Hi all, I have now had it confirmed by the Royal mail that if you stick a "airmail" stamp on a letter then it will take immeasurably longer to get here. I asked why not tell people that sticking an air mail stamp on a letter to France (and possibly to Belgium and Luxembourg as well) will condemn the letter to second class and the reply is attached:-
I can confirm that Royal Mail do utilise the Eurotunnel train services when sending items to mainland europe by surface mail. In addition to this, item that travel by air have to go thoug more stringent security checks at Heathrow that are put in place by the Civil Aviation Authority, and must then be scheduled onto the next available mail carrying flight, where they are then flown to Paris and pass through security again before being despatched out for delivery. This ultimately could result in items taking longer by air than by land to France.
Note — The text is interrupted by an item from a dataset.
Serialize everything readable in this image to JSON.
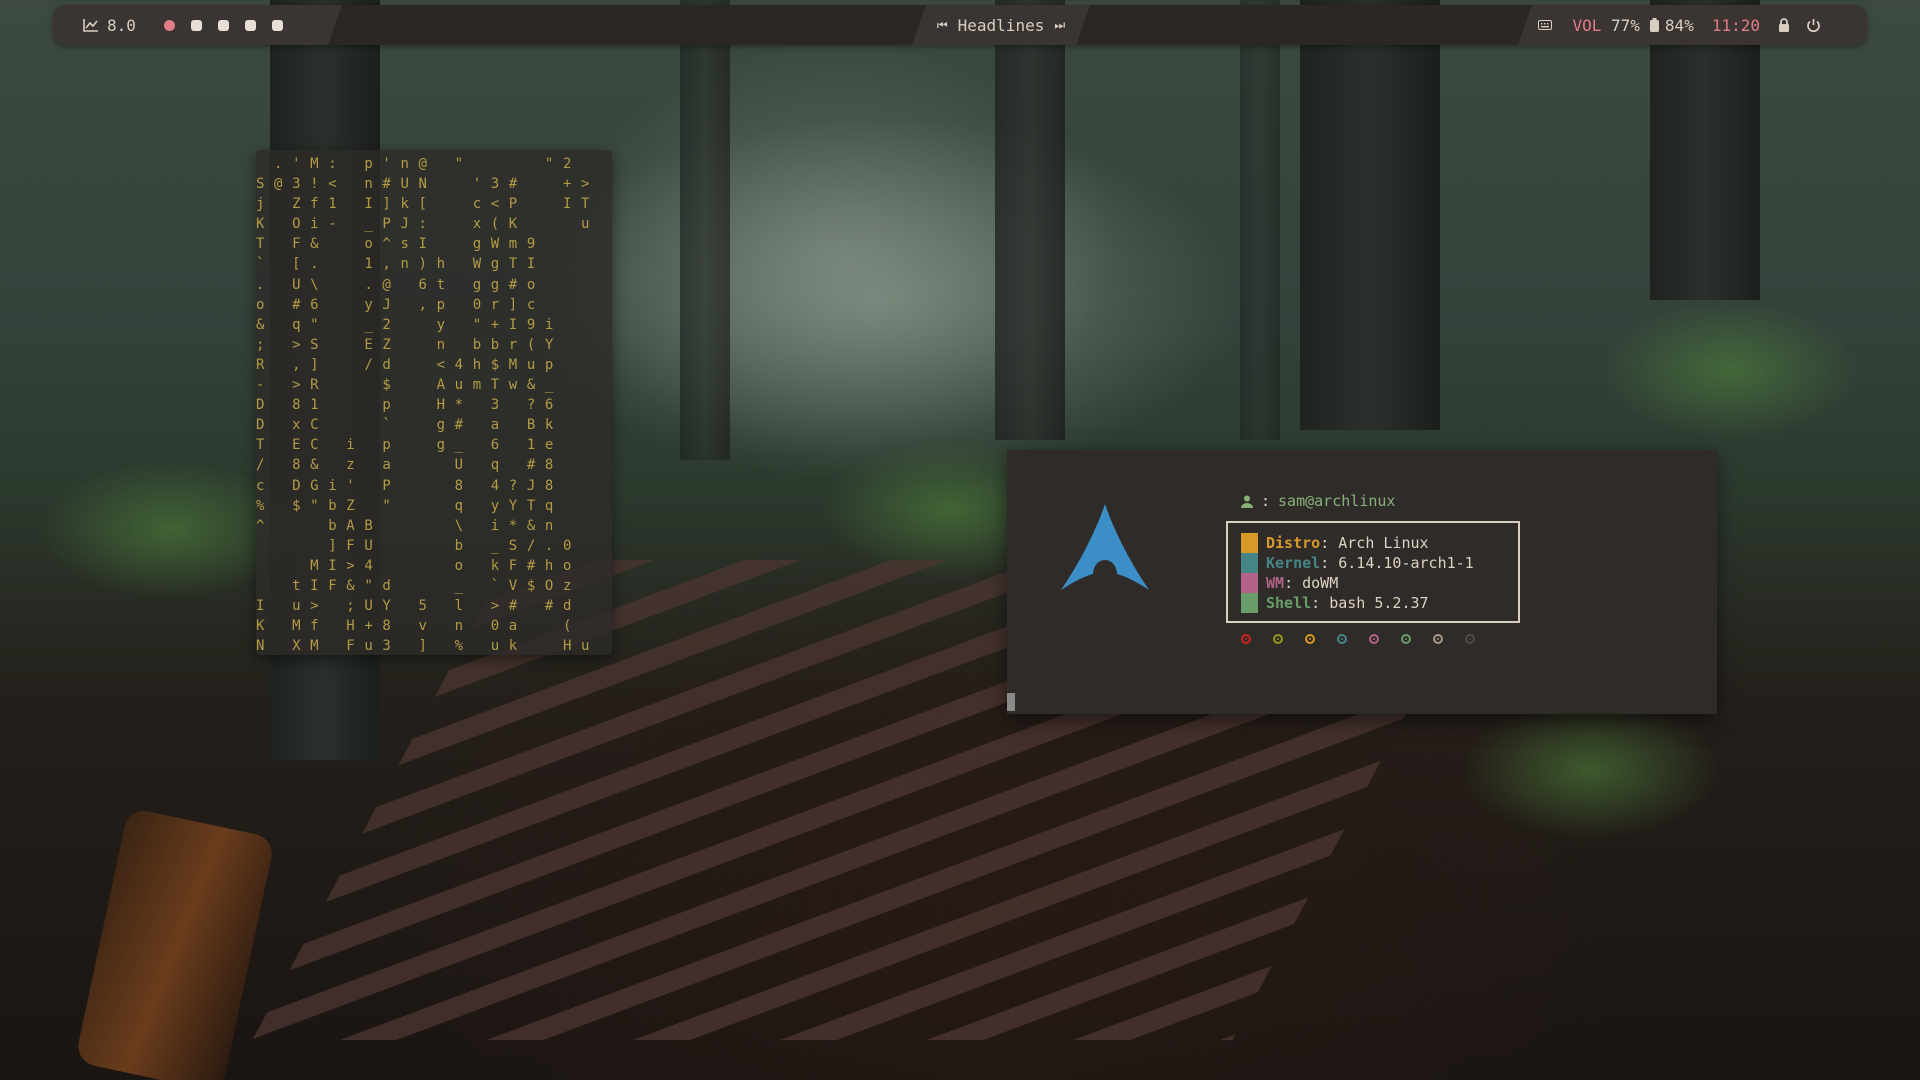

Unfortunately though, Royal Mail's delivery aims are based on regions of the world and not specific countries. This means that delivery could take place before or after the delivery aim based on the reliability of the postal service the item is being sent to, whether customs checks are required and the distance from the UK.
Unfortunately, we currently have no plans in place to make any amendments to the advertised delivery aims and we apologise for the inconveneince this causes you.
If someone can give me a translation of the center bit that would be nice. However from what I understand from it(!) they just see an air mail stamp and send it to the Heathrow sorting place. As there is no air mail to France it could go anywhere and then sent back to France.
To sum up tell all that the air mail stamp is NOT to be used for France Belgium, and Luxembourg, in fact that may be true also for other places like Germany. Note also the various spelling mistakes in the email. Frankly this is just a cop out for poor service, why the heck cannot they tell councils who sent out our voting forms by air mail, banks etc NOT to use air mail stickers.